Find every line in the records below that holds the word "icon", and copy it out.

Dataset rows for apps and sites
++++++

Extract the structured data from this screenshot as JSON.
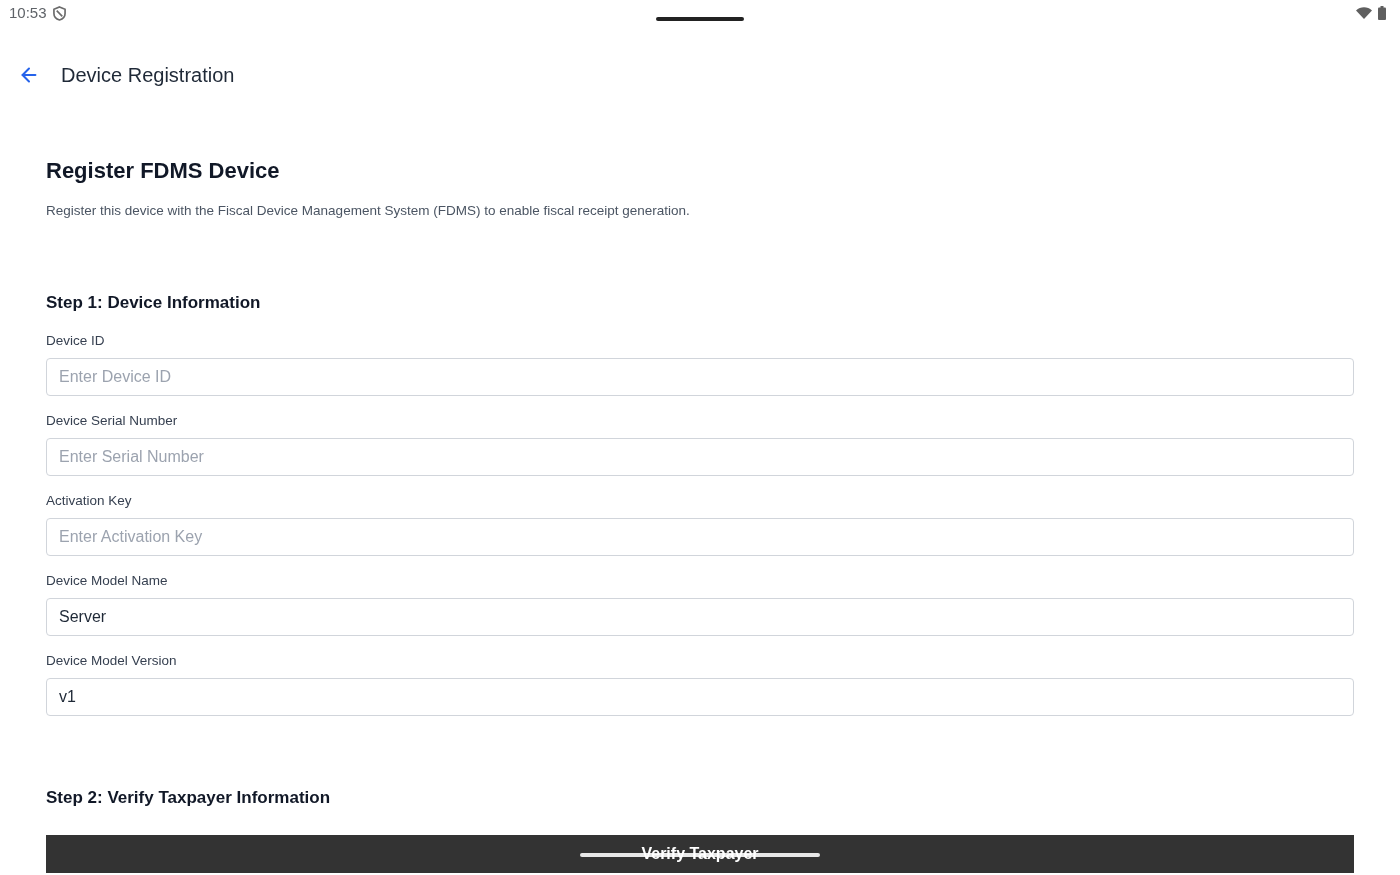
{
  "status_bar": {
    "time": "10:53"
  },
  "app_bar": {
    "title": "Device Registration"
  },
  "intro": {
    "title": "Register FDMS Device",
    "description": "Register this device with the Fiscal Device Management System (FDMS) to enable fiscal receipt generation."
  },
  "steps": [
    {
      "heading": "Step 1: Device Information",
      "fields": [
        {
          "label": "Device ID",
          "placeholder": "Enter Device ID"
        },
        {
          "label": "Device Serial Number",
          "placeholder": "Enter Serial Number"
        },
        {
          "label": "Activation Key",
          "placeholder": "Enter Activation Key"
        },
        {
          "label": "Device Model Name",
          "value": "Server"
        },
        {
          "label": "Device Model Version",
          "value": "v1"
        }
      ]
    },
    {
      "heading": "Step 2: Verify Taxpayer Information",
      "button": "Verify Taxpayer"
    }
  ]
}
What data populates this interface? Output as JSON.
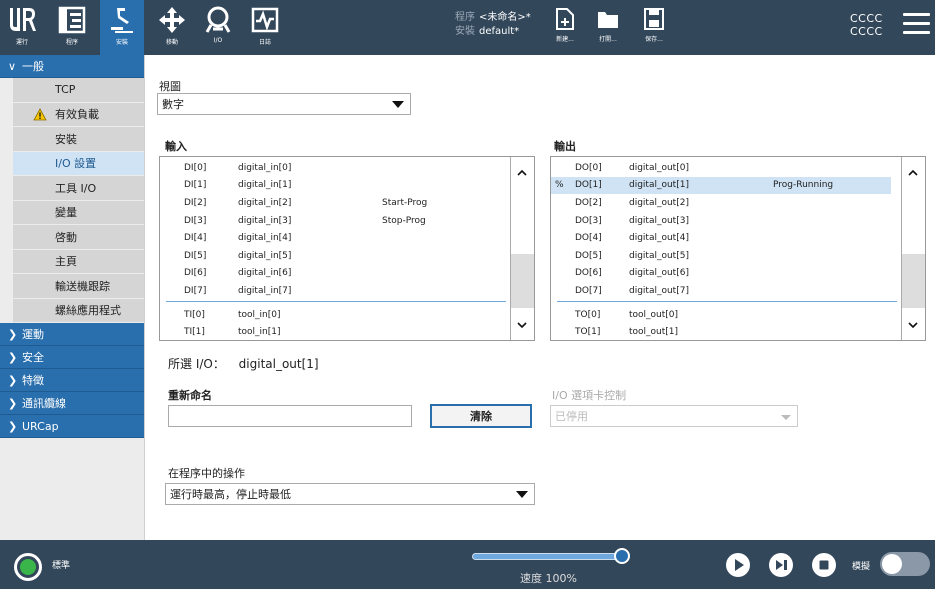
{
  "header": {
    "nav": [
      {
        "id": "run",
        "label": "運行",
        "icon": "ur-logo-icon"
      },
      {
        "id": "program",
        "label": "程序",
        "icon": "program-icon"
      },
      {
        "id": "install",
        "label": "安裝",
        "icon": "installation-icon"
      },
      {
        "id": "move",
        "label": "移動",
        "icon": "move-icon"
      },
      {
        "id": "io",
        "label": "I/O",
        "icon": "io-icon"
      },
      {
        "id": "log",
        "label": "日誌",
        "icon": "log-icon"
      }
    ],
    "program_key": "程序",
    "program_value": "<未命名>*",
    "install_key": "安裝",
    "install_value": "default*",
    "files": [
      {
        "id": "new",
        "label": "新建...",
        "icon": "new-file-icon"
      },
      {
        "id": "open",
        "label": "打開...",
        "icon": "open-folder-icon"
      },
      {
        "id": "save",
        "label": "保存...",
        "icon": "save-icon"
      }
    ],
    "robot_name_1": "CCCC",
    "robot_name_2": "CCCC"
  },
  "sidebar": {
    "general": "一般",
    "items": [
      "TCP",
      "有效負載",
      "安裝",
      "I/O 設置",
      "工具 I/O",
      "變量",
      "啓動",
      "主頁",
      "輸送機跟踪",
      "螺絲應用程式"
    ],
    "active_index": 3,
    "warn_index": 1,
    "sections": [
      "運動",
      "安全",
      "特徵",
      "通訊纜線",
      "URCap"
    ]
  },
  "main": {
    "view_label": "視圖",
    "view_value": "數字",
    "input_title": "輸入",
    "output_title": "輸出",
    "inputs": [
      {
        "port": "DI[0]",
        "name": "digital_in[0]",
        "action": ""
      },
      {
        "port": "DI[1]",
        "name": "digital_in[1]",
        "action": ""
      },
      {
        "port": "DI[2]",
        "name": "digital_in[2]",
        "action": "Start-Prog"
      },
      {
        "port": "DI[3]",
        "name": "digital_in[3]",
        "action": "Stop-Prog"
      },
      {
        "port": "DI[4]",
        "name": "digital_in[4]",
        "action": ""
      },
      {
        "port": "DI[5]",
        "name": "digital_in[5]",
        "action": ""
      },
      {
        "port": "DI[6]",
        "name": "digital_in[6]",
        "action": ""
      },
      {
        "port": "DI[7]",
        "name": "digital_in[7]",
        "action": ""
      },
      {
        "port": "TI[0]",
        "name": "tool_in[0]",
        "action": ""
      },
      {
        "port": "TI[1]",
        "name": "tool_in[1]",
        "action": ""
      }
    ],
    "outputs": [
      {
        "mark": "",
        "port": "DO[0]",
        "name": "digital_out[0]",
        "action": ""
      },
      {
        "mark": "%",
        "port": "DO[1]",
        "name": "digital_out[1]",
        "action": "Prog-Running"
      },
      {
        "mark": "",
        "port": "DO[2]",
        "name": "digital_out[2]",
        "action": ""
      },
      {
        "mark": "",
        "port": "DO[3]",
        "name": "digital_out[3]",
        "action": ""
      },
      {
        "mark": "",
        "port": "DO[4]",
        "name": "digital_out[4]",
        "action": ""
      },
      {
        "mark": "",
        "port": "DO[5]",
        "name": "digital_out[5]",
        "action": ""
      },
      {
        "mark": "",
        "port": "DO[6]",
        "name": "digital_out[6]",
        "action": ""
      },
      {
        "mark": "",
        "port": "DO[7]",
        "name": "digital_out[7]",
        "action": ""
      },
      {
        "mark": "",
        "port": "TO[0]",
        "name": "tool_out[0]",
        "action": ""
      },
      {
        "mark": "",
        "port": "TO[1]",
        "name": "tool_out[1]",
        "action": ""
      }
    ],
    "selected_output_index": 1,
    "selected_io_label": "所選 I/O：",
    "selected_io_value": "digital_out[1]",
    "rename_label": "重新命名",
    "rename_value": "",
    "clear_button": "清除",
    "tab_control_label": "I/O 選項卡控制",
    "tab_control_value": "已停用",
    "action_label": "在程序中的操作",
    "action_value": "運行時最高，停止時最低"
  },
  "footer": {
    "mode_label": "標準",
    "speed_label": "速度 100%",
    "speed_percent": 100,
    "sim_label": "模擬"
  },
  "colors": {
    "header_bg": "#33475a",
    "accent": "#2a6fad",
    "selected_row": "#cfe3f5",
    "power_on": "#39b54a"
  }
}
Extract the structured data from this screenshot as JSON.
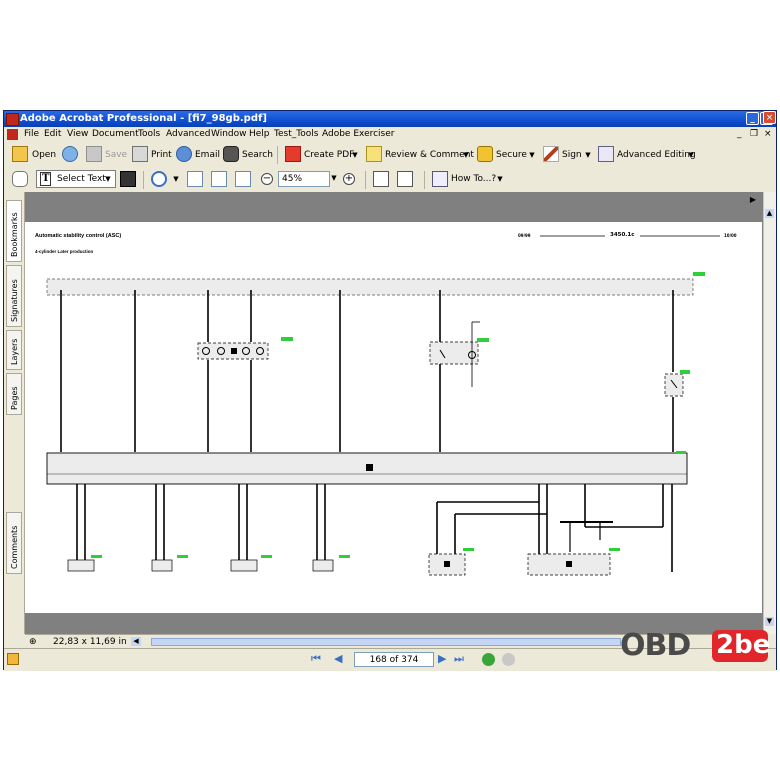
{
  "window": {
    "title": "Adobe Acrobat Professional - [fi7_98gb.pdf]"
  },
  "menu": [
    "File",
    "Edit",
    "View",
    "Document",
    "Tools",
    "Advanced",
    "Window",
    "Help",
    "Test_Tools",
    "Adobe Exerciser"
  ],
  "toolbar1": {
    "open": "Open",
    "save": "Save",
    "print": "Print",
    "email": "Email",
    "search": "Search",
    "create_pdf": "Create PDF",
    "review_comment": "Review & Comment",
    "secure": "Secure",
    "sign": "Sign",
    "advanced_editing": "Advanced Editing"
  },
  "toolbar2": {
    "select_text": "Select Text",
    "zoom": "45%",
    "how_to": "How To...?"
  },
  "sidebar_tabs": [
    "Bookmarks",
    "Signatures",
    "Layers",
    "Pages",
    "Comments"
  ],
  "document": {
    "title": "Automatic stability control (ASC)",
    "subtitle": "4-cylinder Later production",
    "ref_left": "09/99",
    "ref_code": "3450.1c",
    "ref_right": "10/00"
  },
  "status": {
    "page_size": "22,83 x 11,69 in"
  },
  "nav": {
    "page_indicator": "168 of 374"
  },
  "watermark": {
    "text_left": "OBD",
    "text_right": "2be"
  },
  "colors": {
    "title_bar": "#0f4fd1",
    "chrome": "#ece9d8",
    "doc_bg": "#808080",
    "green_tag": "#2fcf3a",
    "watermark_red": "#e0262a"
  }
}
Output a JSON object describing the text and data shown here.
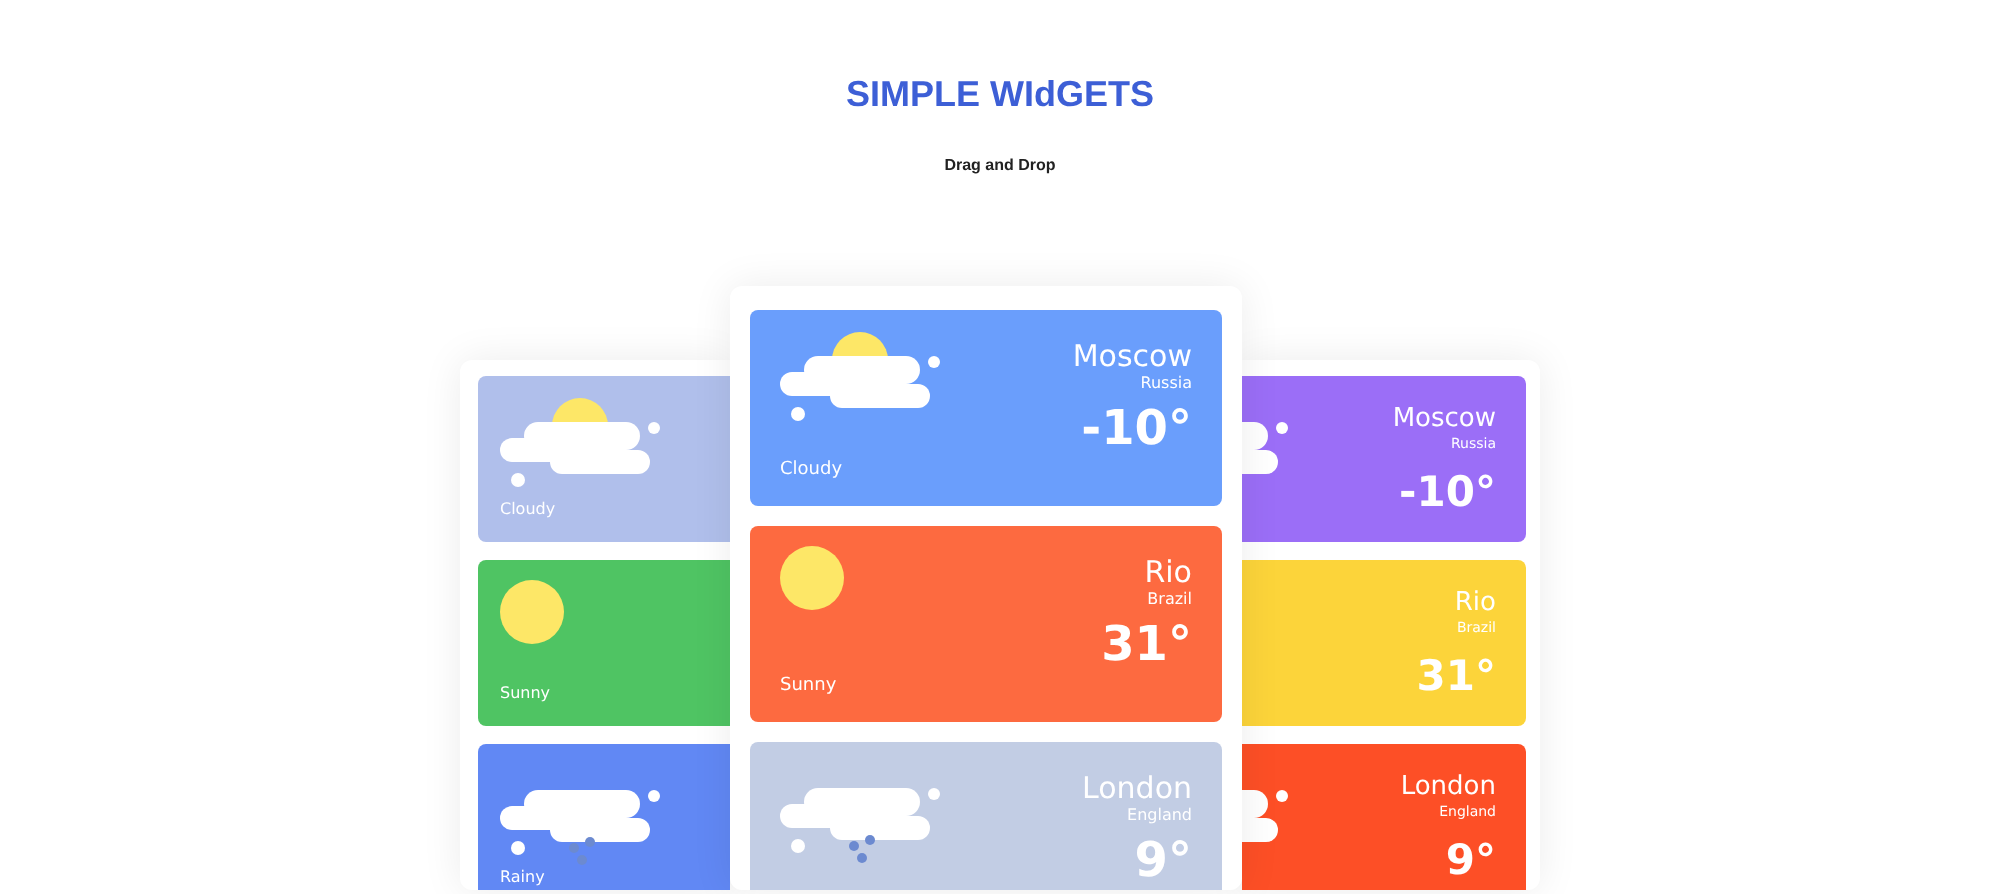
{
  "title": "SIMPLE WIdGETS",
  "subtitle": "Drag and Drop",
  "columns": [
    {
      "cards": [
        {
          "kind": "cloudy",
          "color": "#b0bfeb",
          "condition": "Cloudy"
        },
        {
          "kind": "sunny",
          "color": "#4fc463",
          "condition": "Sunny"
        },
        {
          "kind": "rainy",
          "color": "#6188f4",
          "condition": "Rainy"
        }
      ]
    },
    {
      "cards": [
        {
          "kind": "cloudy",
          "color": "#6a9efc",
          "condition": "Cloudy",
          "city": "Moscow",
          "country": "Russia",
          "temp": "-10°"
        },
        {
          "kind": "sunny",
          "color": "#fd6a40",
          "condition": "Sunny",
          "city": "Rio",
          "country": "Brazil",
          "temp": "31°"
        },
        {
          "kind": "rainy",
          "color": "#c2cde4",
          "city": "London",
          "country": "England",
          "temp": "9°"
        }
      ]
    },
    {
      "cards": [
        {
          "kind": "cloudy",
          "color": "#9b6ef7",
          "city": "Moscow",
          "country": "Russia",
          "temp": "-10°"
        },
        {
          "color": "#fcd43a",
          "city": "Rio",
          "country": "Brazil",
          "temp": "31°"
        },
        {
          "kind": "rainy",
          "color": "#fd4f26",
          "city": "London",
          "country": "England",
          "temp": "9°"
        }
      ]
    }
  ]
}
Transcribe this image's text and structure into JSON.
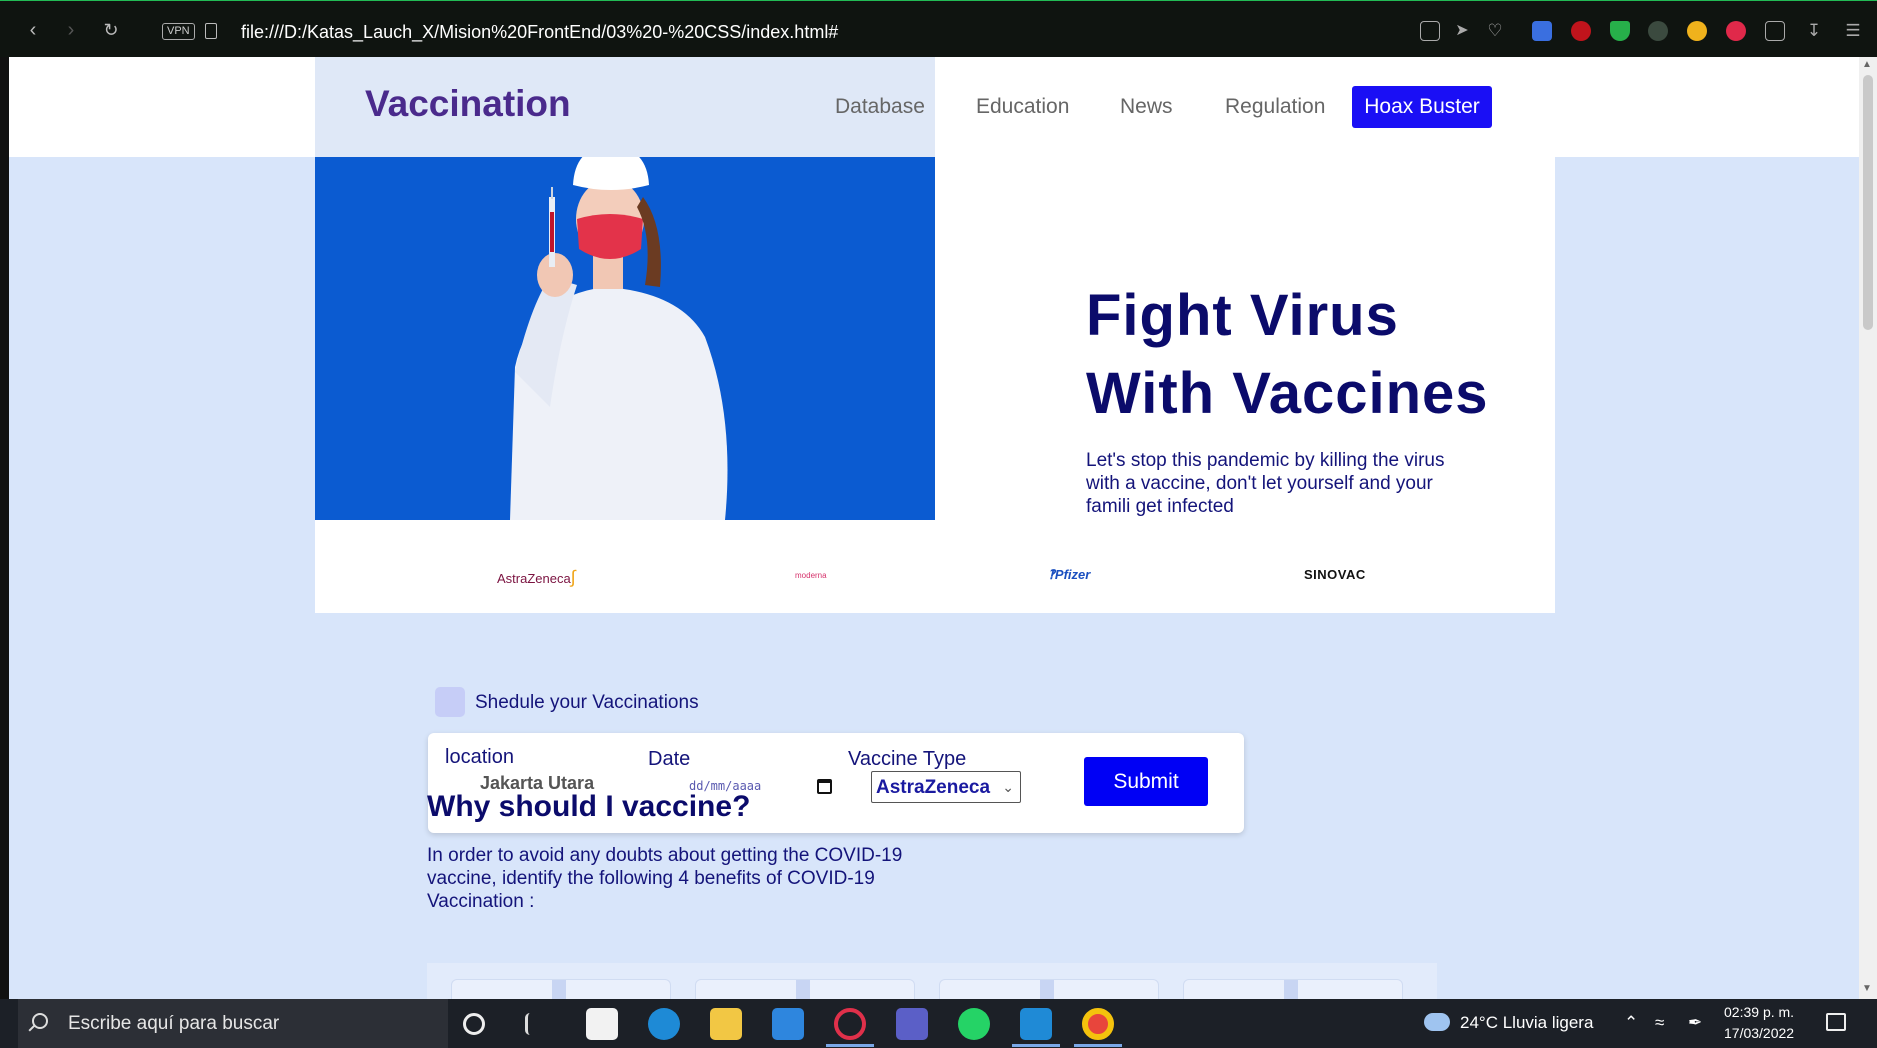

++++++

Answer to the exercise -
        "icon": "ur-logo-icon"
        "icon": "program-icon"
        "icon": "installation-icon"
        "icon": "move-icon"
        "icon": "io-icon"
        "icon": "log-icon"
        "icon": "new-file-icon"
        "icon": "open-folder-icon"
        "icon": "save-icon"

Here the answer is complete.